    At Joe5918 pointed out on Twitter, the United Cerebral Palsy Center is right next to the 70th precinct. The last two times I’ve gone by there have been cars blocking the sidewalk on both sides including right in front of the entrances. Don’t forget the sidewalk in front of an elementary school on Dekalb Avenue (has been mentioned on Streetsblog before) blocked by the 79th Precinct.

    Blocking sidewalks is corrupt and disrespectful in general, but sometimes its particularly callous.



    Good point. Streetsblog should create report cards for every community board and keep track of cooperation or intransigence.

    Also, I think you are wrong to say streetsblog is made up of the “organized cycling community”. I think most people here are primarily pedestrians that are appalled by the behavior of some motorists in this city. While cyclists are part of this constituency, they are not a majority. It just turns out that both pedestrians and cyclists benefit from street safety initiatives.



    Do I really need to list all the times that the police and media have reported what happened only for actual witnesses or video to prove that they got it wrong? Yeah it was per the driver. There’s no mention of other witnesses. This is a typical pattern. We see it over and over. And that story of your’s is supposed to prove or demonstrate what exactly? No one ever said people on bikes or walking across the street get it right every time. that’s not the issue. The only thing being said here, is finish the investigation and give us complete facts before assigning blame, which is what I thought you were looking for too. At this point the facts aren’t complete. Saying the girls crossed against the light or in the middle of the street doesn’t complete the analysis. If he couldn’t see those girls on a straight, wide ass road in time to avoid or stop someone needs to question why. Maybe the answer is that the girls really did obliviously run smack into the right front corner of his car. Or maybe he was going so fast and not paying attention that he didn’t simply avoid the girls with a slight turn to the left. My point, the point of the article and other commentators, is that the police and media need to ask those questions, not just declare it was the pedestrians’ fault and leave it at that. They do it all to often.



    Riverside Drive at 95th Street is like this too, where there’s an LPI for pedestrians crossing east/west. When that happens, the countdown clock for pedestrians crossing north/south won’t quite have expired; effectively there’s a trailing pedestrian interval there.

    JimthePE makes an interesting point that this seems to be noncompliant with federal regulations.



    This is really disturbing. I have often wondered why drivers with these license plate obscuring covers are not ticketed.
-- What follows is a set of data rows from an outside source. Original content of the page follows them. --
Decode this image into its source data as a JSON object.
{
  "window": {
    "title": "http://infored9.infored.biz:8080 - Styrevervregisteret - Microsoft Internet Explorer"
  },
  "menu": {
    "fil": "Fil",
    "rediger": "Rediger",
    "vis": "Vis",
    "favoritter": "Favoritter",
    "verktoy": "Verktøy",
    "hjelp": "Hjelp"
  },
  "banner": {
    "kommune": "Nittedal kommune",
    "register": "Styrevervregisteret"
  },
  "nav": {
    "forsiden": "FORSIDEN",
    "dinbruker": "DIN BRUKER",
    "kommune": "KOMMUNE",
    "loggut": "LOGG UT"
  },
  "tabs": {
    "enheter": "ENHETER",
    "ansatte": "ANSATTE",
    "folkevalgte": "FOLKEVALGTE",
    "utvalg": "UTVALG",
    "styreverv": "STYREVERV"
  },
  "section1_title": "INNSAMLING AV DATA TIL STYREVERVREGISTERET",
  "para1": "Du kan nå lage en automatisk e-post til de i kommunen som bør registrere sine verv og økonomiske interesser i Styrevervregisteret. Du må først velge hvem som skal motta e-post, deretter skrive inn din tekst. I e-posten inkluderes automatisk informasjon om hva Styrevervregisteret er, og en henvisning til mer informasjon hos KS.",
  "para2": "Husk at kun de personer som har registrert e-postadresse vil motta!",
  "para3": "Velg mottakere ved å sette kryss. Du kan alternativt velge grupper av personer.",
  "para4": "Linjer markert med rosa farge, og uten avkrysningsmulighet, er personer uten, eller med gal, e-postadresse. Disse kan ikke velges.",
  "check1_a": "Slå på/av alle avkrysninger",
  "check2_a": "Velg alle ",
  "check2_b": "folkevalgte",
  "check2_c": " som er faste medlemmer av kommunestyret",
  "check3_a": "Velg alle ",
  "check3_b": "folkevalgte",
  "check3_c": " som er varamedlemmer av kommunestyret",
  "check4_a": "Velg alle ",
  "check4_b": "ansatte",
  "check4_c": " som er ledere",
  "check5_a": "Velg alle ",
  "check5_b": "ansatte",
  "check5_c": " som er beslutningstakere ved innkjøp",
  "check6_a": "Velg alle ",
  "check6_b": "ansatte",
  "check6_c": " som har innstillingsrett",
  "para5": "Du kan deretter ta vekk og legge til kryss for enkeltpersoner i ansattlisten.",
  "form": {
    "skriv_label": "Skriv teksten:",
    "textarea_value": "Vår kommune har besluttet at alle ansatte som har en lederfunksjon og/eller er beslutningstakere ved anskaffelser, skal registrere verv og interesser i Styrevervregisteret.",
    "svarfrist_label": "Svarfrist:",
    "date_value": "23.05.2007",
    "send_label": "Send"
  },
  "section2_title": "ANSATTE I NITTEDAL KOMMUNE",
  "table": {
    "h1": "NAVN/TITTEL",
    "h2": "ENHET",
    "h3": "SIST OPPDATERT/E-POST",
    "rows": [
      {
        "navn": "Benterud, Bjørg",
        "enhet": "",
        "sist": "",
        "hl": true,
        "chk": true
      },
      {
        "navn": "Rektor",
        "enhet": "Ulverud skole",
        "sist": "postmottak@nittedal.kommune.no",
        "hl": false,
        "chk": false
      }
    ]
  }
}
They are so easy to spot and their use suggest a reckless disregard for following the rules of the road. (Presumably these also block the plate readers the NYPD deploys for security/anti-terrorism purposes.) And sadly I’m not surprise that NYPD officers are in on it.


    Doug G.

    Another Vision Zero failure: thinking that we can allow the same old corruption and expect different results.

    Everyone has to do their part… except for the mayor and police.



    all aninmals Are Equal
    but some Are more equal than others